Problem requirements
The lines to copy are those in the records below that hold the word "students".

Provided entries
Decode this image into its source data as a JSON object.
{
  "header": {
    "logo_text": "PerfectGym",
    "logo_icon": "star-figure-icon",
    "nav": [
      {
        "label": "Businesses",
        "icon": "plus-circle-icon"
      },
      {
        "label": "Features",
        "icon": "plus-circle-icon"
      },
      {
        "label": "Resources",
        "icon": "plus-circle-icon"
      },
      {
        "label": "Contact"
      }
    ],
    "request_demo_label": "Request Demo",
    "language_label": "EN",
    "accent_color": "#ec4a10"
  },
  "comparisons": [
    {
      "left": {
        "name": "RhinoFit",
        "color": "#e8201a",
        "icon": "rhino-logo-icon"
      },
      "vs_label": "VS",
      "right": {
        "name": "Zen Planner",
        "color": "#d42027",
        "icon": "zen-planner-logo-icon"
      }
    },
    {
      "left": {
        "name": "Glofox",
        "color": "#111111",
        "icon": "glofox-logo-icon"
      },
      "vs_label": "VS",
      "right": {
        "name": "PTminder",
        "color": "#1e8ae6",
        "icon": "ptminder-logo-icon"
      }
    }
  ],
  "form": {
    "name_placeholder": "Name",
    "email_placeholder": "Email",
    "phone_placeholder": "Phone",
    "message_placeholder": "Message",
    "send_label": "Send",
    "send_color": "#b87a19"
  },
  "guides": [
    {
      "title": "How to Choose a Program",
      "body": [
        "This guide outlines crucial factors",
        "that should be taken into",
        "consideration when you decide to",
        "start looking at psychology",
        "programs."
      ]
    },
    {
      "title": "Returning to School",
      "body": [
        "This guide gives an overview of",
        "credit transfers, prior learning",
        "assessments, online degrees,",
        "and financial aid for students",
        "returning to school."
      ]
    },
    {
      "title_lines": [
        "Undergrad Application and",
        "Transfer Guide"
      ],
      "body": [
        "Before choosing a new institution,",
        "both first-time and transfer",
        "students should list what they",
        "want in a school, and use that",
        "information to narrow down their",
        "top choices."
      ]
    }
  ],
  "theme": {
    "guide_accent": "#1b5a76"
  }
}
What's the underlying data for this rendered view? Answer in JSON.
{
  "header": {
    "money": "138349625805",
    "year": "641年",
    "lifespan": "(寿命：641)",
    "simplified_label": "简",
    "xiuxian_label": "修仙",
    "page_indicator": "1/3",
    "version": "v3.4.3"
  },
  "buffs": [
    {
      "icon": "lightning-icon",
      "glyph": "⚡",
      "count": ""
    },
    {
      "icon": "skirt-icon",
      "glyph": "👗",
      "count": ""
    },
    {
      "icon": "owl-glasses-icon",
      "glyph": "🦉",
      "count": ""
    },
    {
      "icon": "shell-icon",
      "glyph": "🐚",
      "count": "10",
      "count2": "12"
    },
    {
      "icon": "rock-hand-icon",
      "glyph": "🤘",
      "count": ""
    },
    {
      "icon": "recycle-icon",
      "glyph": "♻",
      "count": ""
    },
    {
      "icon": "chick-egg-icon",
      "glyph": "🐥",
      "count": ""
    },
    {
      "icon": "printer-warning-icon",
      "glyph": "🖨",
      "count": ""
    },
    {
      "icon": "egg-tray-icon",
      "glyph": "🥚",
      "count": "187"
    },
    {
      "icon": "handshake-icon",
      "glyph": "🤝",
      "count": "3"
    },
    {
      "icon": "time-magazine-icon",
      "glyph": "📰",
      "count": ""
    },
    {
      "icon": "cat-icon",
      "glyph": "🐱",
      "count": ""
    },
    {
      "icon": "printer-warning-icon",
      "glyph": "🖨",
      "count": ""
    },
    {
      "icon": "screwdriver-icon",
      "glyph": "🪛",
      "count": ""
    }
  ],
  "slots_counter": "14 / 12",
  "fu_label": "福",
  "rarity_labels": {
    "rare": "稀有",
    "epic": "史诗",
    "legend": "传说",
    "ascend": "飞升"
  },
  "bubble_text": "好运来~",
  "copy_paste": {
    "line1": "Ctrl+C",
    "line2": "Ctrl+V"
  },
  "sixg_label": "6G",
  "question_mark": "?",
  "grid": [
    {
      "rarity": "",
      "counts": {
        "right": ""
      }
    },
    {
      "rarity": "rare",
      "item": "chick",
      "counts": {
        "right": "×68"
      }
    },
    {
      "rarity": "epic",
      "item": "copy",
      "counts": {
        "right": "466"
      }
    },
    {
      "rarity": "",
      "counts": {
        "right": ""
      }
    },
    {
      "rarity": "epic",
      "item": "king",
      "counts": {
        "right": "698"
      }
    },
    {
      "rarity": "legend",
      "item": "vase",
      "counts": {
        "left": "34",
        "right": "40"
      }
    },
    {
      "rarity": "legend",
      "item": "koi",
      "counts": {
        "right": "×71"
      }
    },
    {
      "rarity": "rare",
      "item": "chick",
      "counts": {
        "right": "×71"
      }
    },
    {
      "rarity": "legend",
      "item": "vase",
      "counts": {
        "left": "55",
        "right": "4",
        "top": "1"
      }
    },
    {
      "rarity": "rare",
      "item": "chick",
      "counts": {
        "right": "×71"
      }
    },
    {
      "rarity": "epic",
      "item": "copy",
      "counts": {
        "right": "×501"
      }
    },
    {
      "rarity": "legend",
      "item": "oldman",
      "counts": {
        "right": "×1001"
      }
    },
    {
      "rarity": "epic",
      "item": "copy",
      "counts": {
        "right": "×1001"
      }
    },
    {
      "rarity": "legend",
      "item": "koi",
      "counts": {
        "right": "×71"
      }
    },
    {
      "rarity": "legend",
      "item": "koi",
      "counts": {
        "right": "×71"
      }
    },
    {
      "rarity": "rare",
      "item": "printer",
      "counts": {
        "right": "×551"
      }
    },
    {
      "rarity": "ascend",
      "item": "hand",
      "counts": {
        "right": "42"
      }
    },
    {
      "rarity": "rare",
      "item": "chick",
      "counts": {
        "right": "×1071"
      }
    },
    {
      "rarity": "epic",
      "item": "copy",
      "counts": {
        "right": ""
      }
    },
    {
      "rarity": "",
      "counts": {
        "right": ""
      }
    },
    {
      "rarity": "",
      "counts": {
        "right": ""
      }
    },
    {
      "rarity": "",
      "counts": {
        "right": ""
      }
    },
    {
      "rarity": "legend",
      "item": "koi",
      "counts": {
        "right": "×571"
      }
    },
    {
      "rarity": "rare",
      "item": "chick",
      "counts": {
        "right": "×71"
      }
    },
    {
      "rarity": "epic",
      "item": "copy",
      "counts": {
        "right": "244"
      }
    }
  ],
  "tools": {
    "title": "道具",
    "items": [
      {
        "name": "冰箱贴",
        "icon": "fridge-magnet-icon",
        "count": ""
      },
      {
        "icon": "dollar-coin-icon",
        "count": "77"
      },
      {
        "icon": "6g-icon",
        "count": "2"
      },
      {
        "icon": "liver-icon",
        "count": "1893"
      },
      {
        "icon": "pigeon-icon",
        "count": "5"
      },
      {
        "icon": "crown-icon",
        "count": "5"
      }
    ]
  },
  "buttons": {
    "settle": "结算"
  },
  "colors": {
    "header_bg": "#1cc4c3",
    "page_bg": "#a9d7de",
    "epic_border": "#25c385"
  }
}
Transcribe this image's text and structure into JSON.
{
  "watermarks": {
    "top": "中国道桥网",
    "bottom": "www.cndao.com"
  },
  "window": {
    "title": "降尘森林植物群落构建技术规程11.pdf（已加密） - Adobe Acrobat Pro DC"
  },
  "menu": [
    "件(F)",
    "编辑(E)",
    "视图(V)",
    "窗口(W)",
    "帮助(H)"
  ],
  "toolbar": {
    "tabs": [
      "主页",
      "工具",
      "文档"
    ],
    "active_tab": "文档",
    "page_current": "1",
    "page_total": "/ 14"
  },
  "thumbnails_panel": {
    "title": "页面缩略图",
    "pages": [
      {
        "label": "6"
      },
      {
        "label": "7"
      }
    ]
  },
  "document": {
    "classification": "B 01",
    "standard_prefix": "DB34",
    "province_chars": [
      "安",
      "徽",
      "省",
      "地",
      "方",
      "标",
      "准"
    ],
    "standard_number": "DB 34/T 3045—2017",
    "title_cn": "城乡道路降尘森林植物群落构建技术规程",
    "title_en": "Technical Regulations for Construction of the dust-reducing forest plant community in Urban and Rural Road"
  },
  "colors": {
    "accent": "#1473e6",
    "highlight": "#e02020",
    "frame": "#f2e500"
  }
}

Solution for this problem
        "and financial aid for students",
        "students should list what they",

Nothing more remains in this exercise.